Return, verbatim and in full, the records that follow, but not their pictures.

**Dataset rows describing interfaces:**

'''

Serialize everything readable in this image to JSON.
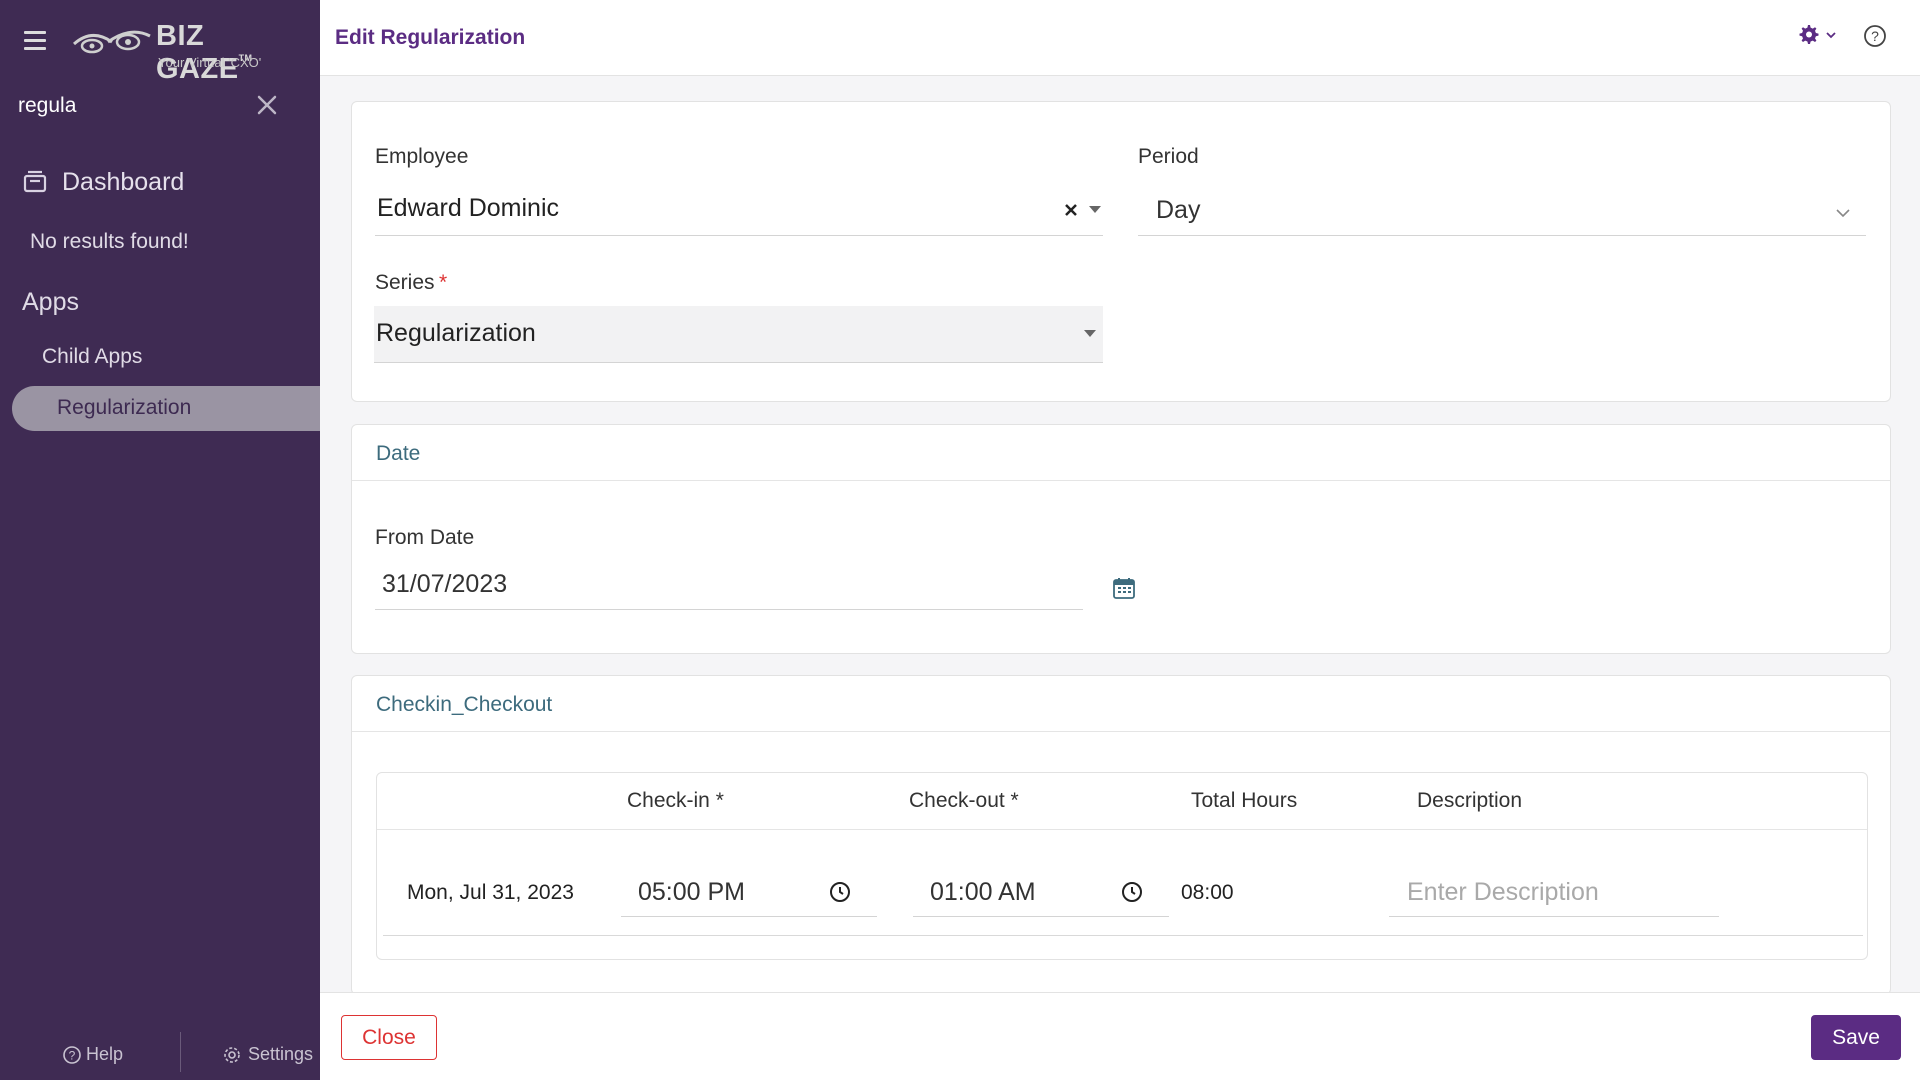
{
  "sidebar": {
    "logo": {
      "brand": "BIZ GAZE",
      "tm": "TM",
      "tagline": "Your Virtual 'CXO'"
    },
    "search": {
      "value": "regula"
    },
    "dashboard_label": "Dashboard",
    "no_results": "No results found!",
    "apps_heading": "Apps",
    "child_apps_label": "Child Apps",
    "active_item_label": "Regularization",
    "help_label": "Help",
    "settings_label": "Settings"
  },
  "header": {
    "title": "Edit Regularization"
  },
  "form": {
    "employee": {
      "label": "Employee",
      "value": "Edward Dominic"
    },
    "period": {
      "label": "Period",
      "value": "Day"
    },
    "series": {
      "label": "Series",
      "required_mark": "*",
      "value": "Regularization"
    }
  },
  "date_section": {
    "title": "Date",
    "from_date": {
      "label": "From Date",
      "value": "31/07/2023"
    }
  },
  "checkin_section": {
    "title": "Checkin_Checkout",
    "columns": [
      "Check-in *",
      "Check-out *",
      "Total Hours",
      "Description"
    ],
    "rows": [
      {
        "date": "Mon, Jul 31, 2023",
        "checkin": "05:00 PM",
        "checkout": "01:00 AM",
        "total_hours": "08:00",
        "description_placeholder": "Enter Description"
      }
    ]
  },
  "footer": {
    "close_label": "Close",
    "save_label": "Save"
  },
  "colors": {
    "sidebar_bg": "#3f2b53",
    "accent": "#5b2c83",
    "danger": "#d33333",
    "section_title": "#3d6b7d"
  }
}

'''

**YOUR RESPONSE:**
Serialize everything readable in this image to JSON.
{
  "sidebar": {
    "logo": {
      "brand": "BIZ GAZE",
      "tm": "TM",
      "tagline": "Your Virtual 'CXO'"
    },
    "search": {
      "value": "regula"
    },
    "dashboard_label": "Dashboard",
    "no_results": "No results found!",
    "apps_heading": "Apps",
    "child_apps_label": "Child Apps",
    "active_item_label": "Regularization",
    "help_label": "Help",
    "settings_label": "Settings"
  },
  "header": {
    "title": "Edit Regularization"
  },
  "form": {
    "employee": {
      "label": "Employee",
      "value": "Edward Dominic"
    },
    "period": {
      "label": "Period",
      "value": "Day"
    },
    "series": {
      "label": "Series",
      "required_mark": "*",
      "value": "Regularization"
    }
  },
  "date_section": {
    "title": "Date",
    "from_date": {
      "label": "From Date",
      "value": "31/07/2023"
    }
  },
  "checkin_section": {
    "title": "Checkin_Checkout",
    "columns": [
      "Check-in *",
      "Check-out *",
      "Total Hours",
      "Description"
    ],
    "rows": [
      {
        "date": "Mon, Jul 31, 2023",
        "checkin": "05:00 PM",
        "checkout": "01:00 AM",
        "total_hours": "08:00",
        "description_placeholder": "Enter Description"
      }
    ]
  },
  "footer": {
    "close_label": "Close",
    "save_label": "Save"
  },
  "colors": {
    "sidebar_bg": "#3f2b53",
    "accent": "#5b2c83",
    "danger": "#d33333",
    "section_title": "#3d6b7d"
  }
}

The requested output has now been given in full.